“It works like this. There are five tiers, and counties vote on what tier they want to be in. The lower the tier, the lower your taxes, but the less you get in terms of infrastructure and stuff. Toledo’s tier five—we got electricity, we got phones in every house, good paving on the streets so you can drive a car if you can afford one, but we pay for it through the nose when it comes to tax time.”
He took off the towel, started brushing hot lather onto my face. “So tier five has a base date of 1950—that means we got about the same sort of services they had here that year. The other tiers go down from there—tier four’s base date is 1920, for tier three it’s 1890, tier two’s 1860, and tier one’s 1830. You live in a tier one county, you got police, you got dirt roads, not a lot else. Of course your taxes are way, way down, too.” He put away the brush, snapped open an old-fashioned straight razor, and went to work on my stubble. “That’s the thing. Nobody’s technology gets a subsidy—that’s in the constitution. You want it, you pay all the costs, cradle to grave. You don’t get to dump ‘em on anybody else. That’s what the Restos are all up in arms about. They think something in the budget is a hidden subsidy for I forget what high-tier technology, and that’s a red line for them.”
“Mm-hmm,” I said again.

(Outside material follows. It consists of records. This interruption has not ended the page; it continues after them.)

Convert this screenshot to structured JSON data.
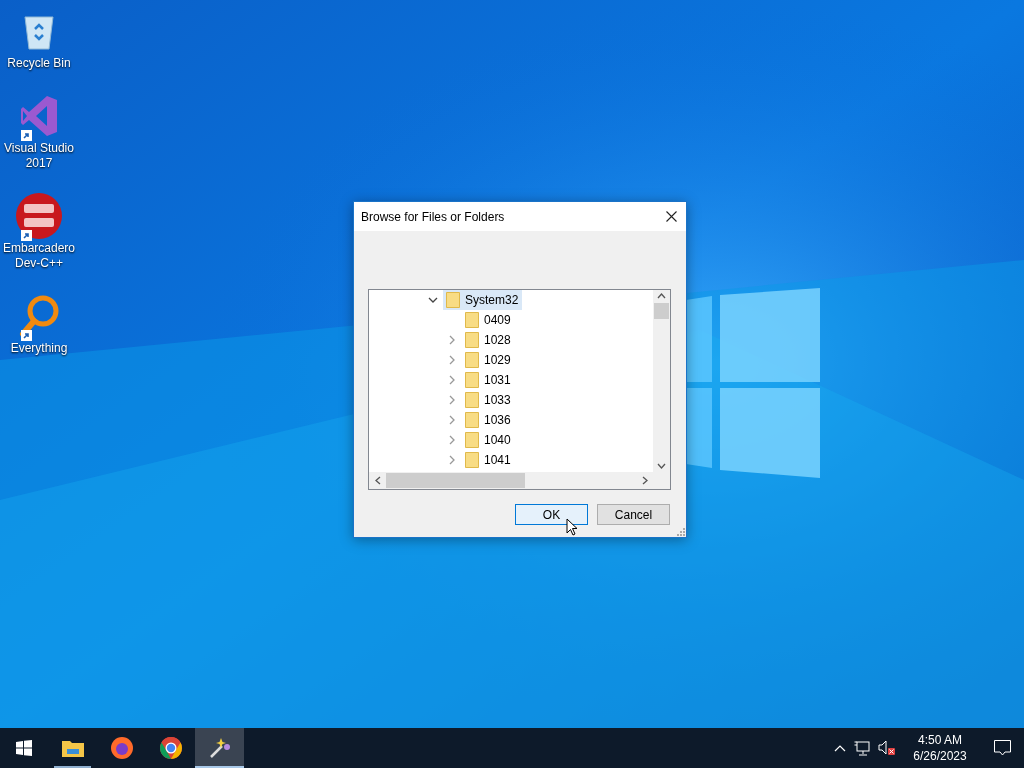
{
  "desktop_icons": [
    {
      "kind": "recycle",
      "label": "Recycle Bin",
      "shortcut": false
    },
    {
      "kind": "vs",
      "label": "Visual Studio 2017",
      "shortcut": true
    },
    {
      "kind": "devcpp",
      "label": "Embarcadero Dev-C++",
      "shortcut": true
    },
    {
      "kind": "search",
      "label": "Everything",
      "shortcut": true
    }
  ],
  "dialog": {
    "title": "Browse for Files or Folders",
    "tree": [
      {
        "label": "System32",
        "expandable": true,
        "expanded": true,
        "selected": true,
        "children": [
          {
            "label": "0409",
            "expandable": false,
            "expanded": false,
            "selected": false
          },
          {
            "label": "1028",
            "expandable": true,
            "expanded": false,
            "selected": false
          },
          {
            "label": "1029",
            "expandable": true,
            "expanded": false,
            "selected": false
          },
          {
            "label": "1031",
            "expandable": true,
            "expanded": false,
            "selected": false
          },
          {
            "label": "1033",
            "expandable": true,
            "expanded": false,
            "selected": false
          },
          {
            "label": "1036",
            "expandable": true,
            "expanded": false,
            "selected": false
          },
          {
            "label": "1040",
            "expandable": true,
            "expanded": false,
            "selected": false
          },
          {
            "label": "1041",
            "expandable": true,
            "expanded": false,
            "selected": false
          }
        ]
      }
    ],
    "buttons": [
      {
        "label": "OK",
        "default": true
      },
      {
        "label": "Cancel",
        "default": false
      }
    ]
  },
  "taskbar": {
    "apps": [
      {
        "kind": "explorer",
        "running": true,
        "active": false
      },
      {
        "kind": "firefox",
        "running": false,
        "active": false
      },
      {
        "kind": "chrome",
        "running": false,
        "active": false
      },
      {
        "kind": "wand",
        "running": true,
        "active": true
      }
    ],
    "time": "4:50 AM",
    "date": "6/26/2023"
  }
}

“They’ll get it worked out. Go like this.” He drew his lips to one side, and I imitated the movement. “Meeker’s handled that sort of thing more’n a dozen times already—he’s good. If we let our presidents have second terms he’d get one. Now go like this.” I moved my lips the other way. “So they’ll drop whatever it is out of the budget, or put in a user fee, or come up with some other gimmick so that everybody’s happy. It’s not a big deal. Nothing like the fight over the treaty, or the time ten years ago when Mary Chenkin was president, when the Restos wanted to get rid of tier five, just like that. That was a real donnybrook. This close to the Capitol, you better believe I got to hear all sides of it.”
He finished shaving, washed the last bits of soap off my face with another hot wet towel, then splashed on sone kind of bay-scented aftershave that stung a bit. A brush darted around my shoulders, and then he took off the neckcloth and the poncho thing. “There you go.”
I got up, checked the trim in the big mirror on the wall, ran my fingers across my cheek; it was astonishingly smooth. “Very nice,” I said. While I got out my wallet, I asked the barber, “Do you think Toledo’s ever going to go to a lower tier?”
“People are talking about it,” he said. “I mean, it’s nice to have some of the services, but then tax time comes around and everyone says ‘Ouch.’ Me, I could live with tier four easy, and my business—” He gestured at the shop. “Other than the lights, might as well be tier one. A lot of businesses run things that way—it just makes more sense.” He handed me my change with a grin. “And more money.”